» **ENTRIES SHOWN**
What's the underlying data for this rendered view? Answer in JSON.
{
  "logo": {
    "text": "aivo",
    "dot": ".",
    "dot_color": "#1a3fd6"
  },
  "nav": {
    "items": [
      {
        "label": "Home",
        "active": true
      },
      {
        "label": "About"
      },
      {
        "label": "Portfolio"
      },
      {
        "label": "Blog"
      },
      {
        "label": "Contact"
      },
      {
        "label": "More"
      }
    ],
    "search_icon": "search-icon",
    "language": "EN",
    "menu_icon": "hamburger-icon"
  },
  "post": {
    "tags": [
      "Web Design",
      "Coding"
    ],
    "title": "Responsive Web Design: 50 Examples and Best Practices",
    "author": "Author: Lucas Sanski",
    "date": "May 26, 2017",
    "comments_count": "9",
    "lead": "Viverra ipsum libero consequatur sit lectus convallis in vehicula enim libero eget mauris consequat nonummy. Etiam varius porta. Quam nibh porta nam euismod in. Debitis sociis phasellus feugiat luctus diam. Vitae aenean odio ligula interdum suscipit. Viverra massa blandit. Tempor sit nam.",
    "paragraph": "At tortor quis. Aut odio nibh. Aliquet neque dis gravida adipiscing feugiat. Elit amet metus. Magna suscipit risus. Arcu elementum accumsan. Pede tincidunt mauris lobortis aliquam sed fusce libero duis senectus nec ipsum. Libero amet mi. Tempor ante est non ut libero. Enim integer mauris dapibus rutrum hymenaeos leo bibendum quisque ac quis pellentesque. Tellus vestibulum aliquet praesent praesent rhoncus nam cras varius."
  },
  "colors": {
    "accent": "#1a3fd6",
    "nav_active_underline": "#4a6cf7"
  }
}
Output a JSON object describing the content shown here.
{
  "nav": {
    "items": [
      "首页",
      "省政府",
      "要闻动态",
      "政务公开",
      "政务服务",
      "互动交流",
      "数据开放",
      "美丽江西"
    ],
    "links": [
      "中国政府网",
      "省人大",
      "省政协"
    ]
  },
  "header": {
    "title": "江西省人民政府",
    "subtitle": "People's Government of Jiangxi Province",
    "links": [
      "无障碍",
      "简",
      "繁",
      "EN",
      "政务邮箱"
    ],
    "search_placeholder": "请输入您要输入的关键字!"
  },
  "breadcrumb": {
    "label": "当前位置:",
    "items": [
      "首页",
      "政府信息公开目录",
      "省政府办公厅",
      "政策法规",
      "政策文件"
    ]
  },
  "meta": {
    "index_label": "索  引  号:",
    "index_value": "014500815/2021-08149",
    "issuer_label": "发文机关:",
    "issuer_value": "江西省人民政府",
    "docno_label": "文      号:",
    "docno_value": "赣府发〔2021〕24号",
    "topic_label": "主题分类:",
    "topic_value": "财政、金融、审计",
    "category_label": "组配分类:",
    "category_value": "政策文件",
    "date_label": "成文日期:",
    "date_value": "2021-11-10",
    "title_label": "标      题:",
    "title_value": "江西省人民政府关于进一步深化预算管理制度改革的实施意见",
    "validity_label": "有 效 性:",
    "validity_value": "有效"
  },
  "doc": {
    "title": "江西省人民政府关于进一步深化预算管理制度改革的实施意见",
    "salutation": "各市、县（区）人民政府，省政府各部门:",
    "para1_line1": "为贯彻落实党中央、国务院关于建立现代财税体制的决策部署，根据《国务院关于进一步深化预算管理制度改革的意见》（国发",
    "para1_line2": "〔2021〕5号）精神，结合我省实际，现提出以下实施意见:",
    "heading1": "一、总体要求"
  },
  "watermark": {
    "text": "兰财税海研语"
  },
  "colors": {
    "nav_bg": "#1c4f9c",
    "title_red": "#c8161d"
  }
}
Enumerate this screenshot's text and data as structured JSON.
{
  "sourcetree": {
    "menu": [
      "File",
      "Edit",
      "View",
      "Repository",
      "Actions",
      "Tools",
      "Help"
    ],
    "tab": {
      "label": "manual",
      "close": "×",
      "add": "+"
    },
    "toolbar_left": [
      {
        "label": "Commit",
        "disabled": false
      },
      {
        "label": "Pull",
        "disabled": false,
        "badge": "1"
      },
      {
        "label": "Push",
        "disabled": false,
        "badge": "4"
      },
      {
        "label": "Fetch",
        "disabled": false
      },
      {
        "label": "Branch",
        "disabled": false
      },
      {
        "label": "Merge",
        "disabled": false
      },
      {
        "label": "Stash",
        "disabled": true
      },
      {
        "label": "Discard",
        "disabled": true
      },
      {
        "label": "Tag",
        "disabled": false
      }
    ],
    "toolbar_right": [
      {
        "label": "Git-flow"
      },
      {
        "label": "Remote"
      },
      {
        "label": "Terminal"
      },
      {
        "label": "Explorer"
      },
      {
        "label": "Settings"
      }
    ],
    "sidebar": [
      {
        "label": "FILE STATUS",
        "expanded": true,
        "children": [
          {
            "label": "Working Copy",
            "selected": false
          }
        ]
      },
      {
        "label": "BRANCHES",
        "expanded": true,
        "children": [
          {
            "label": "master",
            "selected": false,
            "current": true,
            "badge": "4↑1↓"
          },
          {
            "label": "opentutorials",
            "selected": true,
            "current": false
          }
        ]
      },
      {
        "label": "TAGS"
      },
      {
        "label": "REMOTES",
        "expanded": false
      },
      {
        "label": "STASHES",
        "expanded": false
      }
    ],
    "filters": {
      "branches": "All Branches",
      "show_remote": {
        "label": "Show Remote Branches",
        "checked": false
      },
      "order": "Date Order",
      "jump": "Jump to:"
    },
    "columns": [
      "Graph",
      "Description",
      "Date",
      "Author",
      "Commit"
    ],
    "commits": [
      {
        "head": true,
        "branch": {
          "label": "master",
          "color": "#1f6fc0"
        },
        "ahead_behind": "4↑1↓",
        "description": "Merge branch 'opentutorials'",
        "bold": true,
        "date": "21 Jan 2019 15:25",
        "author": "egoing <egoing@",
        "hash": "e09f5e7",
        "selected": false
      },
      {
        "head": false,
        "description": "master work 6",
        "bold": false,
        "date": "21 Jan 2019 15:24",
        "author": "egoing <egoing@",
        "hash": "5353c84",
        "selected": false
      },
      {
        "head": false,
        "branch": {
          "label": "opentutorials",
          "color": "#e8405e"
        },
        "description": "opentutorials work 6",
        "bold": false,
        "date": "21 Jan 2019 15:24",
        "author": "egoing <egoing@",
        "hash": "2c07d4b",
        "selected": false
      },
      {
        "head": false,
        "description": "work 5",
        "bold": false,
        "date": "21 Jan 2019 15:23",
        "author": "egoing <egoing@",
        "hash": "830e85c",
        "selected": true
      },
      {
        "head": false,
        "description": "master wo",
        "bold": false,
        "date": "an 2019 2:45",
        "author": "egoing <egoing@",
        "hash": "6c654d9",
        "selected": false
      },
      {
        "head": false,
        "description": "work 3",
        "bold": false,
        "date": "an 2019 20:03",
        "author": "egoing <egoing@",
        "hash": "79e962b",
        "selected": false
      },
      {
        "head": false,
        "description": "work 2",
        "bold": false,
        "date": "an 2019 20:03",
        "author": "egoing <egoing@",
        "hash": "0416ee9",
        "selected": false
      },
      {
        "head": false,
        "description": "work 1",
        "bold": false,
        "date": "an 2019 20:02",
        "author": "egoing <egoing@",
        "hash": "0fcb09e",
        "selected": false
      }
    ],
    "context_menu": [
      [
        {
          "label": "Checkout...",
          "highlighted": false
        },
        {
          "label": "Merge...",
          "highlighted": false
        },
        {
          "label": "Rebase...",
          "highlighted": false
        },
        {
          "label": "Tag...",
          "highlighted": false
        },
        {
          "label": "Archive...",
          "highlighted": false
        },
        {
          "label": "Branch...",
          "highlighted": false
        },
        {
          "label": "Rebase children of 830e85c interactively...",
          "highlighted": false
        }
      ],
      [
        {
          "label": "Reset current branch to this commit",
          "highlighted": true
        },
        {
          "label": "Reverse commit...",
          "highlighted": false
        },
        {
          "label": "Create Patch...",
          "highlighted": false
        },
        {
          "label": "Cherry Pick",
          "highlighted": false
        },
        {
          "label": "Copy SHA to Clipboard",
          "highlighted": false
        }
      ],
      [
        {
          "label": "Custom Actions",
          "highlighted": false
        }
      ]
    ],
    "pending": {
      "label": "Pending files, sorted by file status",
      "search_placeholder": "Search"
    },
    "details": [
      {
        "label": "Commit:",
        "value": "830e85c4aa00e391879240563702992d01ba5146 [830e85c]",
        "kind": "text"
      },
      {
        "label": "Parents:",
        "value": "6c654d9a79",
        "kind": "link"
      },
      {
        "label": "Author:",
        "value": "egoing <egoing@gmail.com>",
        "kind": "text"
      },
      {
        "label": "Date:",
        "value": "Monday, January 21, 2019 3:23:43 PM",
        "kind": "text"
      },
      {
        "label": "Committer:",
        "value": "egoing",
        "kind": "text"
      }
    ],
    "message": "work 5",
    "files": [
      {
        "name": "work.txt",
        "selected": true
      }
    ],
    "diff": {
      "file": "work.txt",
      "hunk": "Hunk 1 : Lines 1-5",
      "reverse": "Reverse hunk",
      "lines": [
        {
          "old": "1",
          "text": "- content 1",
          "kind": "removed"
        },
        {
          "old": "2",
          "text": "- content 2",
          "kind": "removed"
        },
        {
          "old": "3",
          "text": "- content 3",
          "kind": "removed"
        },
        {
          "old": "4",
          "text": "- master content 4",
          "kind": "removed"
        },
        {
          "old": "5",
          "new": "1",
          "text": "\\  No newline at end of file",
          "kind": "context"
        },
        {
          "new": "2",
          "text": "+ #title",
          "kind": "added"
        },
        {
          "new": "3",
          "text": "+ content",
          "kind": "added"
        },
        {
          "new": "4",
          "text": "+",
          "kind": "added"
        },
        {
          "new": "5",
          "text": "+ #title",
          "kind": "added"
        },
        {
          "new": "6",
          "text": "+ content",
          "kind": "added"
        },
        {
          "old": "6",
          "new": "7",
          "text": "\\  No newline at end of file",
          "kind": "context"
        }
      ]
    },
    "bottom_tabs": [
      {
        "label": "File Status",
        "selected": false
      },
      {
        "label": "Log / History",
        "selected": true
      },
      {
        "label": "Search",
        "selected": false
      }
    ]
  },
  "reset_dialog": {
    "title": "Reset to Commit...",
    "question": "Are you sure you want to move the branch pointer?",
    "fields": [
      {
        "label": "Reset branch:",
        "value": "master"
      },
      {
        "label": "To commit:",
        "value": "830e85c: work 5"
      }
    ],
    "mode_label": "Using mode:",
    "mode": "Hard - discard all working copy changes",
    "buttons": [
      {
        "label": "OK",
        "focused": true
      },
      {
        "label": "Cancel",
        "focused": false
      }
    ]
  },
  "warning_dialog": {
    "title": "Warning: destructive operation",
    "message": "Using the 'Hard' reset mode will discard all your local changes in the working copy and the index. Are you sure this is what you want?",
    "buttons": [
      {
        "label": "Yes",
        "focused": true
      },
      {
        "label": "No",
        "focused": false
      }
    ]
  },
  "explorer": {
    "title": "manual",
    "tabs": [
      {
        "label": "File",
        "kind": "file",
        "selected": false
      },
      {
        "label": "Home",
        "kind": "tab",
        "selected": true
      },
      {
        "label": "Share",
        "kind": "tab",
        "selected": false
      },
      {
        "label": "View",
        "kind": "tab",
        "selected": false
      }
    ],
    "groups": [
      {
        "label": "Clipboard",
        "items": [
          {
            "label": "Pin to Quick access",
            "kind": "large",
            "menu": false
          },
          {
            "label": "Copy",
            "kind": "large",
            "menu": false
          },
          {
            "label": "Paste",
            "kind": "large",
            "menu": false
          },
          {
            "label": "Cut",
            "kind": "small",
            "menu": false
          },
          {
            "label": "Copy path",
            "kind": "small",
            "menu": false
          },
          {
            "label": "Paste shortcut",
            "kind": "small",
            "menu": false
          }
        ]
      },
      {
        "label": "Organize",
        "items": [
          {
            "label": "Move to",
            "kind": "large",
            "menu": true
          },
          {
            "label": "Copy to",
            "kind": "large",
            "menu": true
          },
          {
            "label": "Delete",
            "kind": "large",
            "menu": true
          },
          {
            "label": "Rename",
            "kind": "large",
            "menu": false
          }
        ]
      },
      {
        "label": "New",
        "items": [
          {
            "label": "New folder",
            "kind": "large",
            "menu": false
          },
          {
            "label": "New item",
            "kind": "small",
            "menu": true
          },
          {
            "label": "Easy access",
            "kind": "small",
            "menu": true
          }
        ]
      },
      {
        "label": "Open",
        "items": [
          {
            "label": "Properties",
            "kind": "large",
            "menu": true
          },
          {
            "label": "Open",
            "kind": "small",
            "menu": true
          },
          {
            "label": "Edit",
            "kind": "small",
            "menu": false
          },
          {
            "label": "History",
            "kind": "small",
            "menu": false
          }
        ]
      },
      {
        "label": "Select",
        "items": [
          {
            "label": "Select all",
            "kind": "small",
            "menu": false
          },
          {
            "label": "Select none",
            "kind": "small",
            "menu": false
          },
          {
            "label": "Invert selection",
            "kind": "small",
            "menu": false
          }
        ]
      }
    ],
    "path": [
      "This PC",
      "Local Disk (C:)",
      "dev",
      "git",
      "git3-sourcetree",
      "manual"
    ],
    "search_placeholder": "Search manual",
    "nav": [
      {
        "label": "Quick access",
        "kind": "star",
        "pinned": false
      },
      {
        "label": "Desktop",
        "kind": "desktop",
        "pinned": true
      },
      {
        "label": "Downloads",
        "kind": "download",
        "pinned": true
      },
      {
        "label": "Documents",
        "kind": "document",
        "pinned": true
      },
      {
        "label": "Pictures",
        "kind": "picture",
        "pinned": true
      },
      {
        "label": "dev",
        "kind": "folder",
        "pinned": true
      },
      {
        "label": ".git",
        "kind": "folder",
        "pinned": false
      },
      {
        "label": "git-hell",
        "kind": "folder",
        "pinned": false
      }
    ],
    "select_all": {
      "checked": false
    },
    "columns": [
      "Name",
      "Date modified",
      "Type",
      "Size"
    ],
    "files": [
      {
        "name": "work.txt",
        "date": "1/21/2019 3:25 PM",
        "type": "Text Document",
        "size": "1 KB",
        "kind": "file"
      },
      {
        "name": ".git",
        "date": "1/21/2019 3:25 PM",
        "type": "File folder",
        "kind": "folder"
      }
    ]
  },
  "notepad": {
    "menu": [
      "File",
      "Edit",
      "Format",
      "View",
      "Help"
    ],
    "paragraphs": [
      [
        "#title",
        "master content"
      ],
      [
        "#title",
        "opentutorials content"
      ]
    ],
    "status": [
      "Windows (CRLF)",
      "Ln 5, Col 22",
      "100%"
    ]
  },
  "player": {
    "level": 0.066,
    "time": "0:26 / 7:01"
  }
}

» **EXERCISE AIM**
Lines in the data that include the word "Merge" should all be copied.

» **ANSWER TO THIS TASK**
        "label": "Merge",
        "description": "Merge branch 'opentutorials'",
          "label": "Merge...",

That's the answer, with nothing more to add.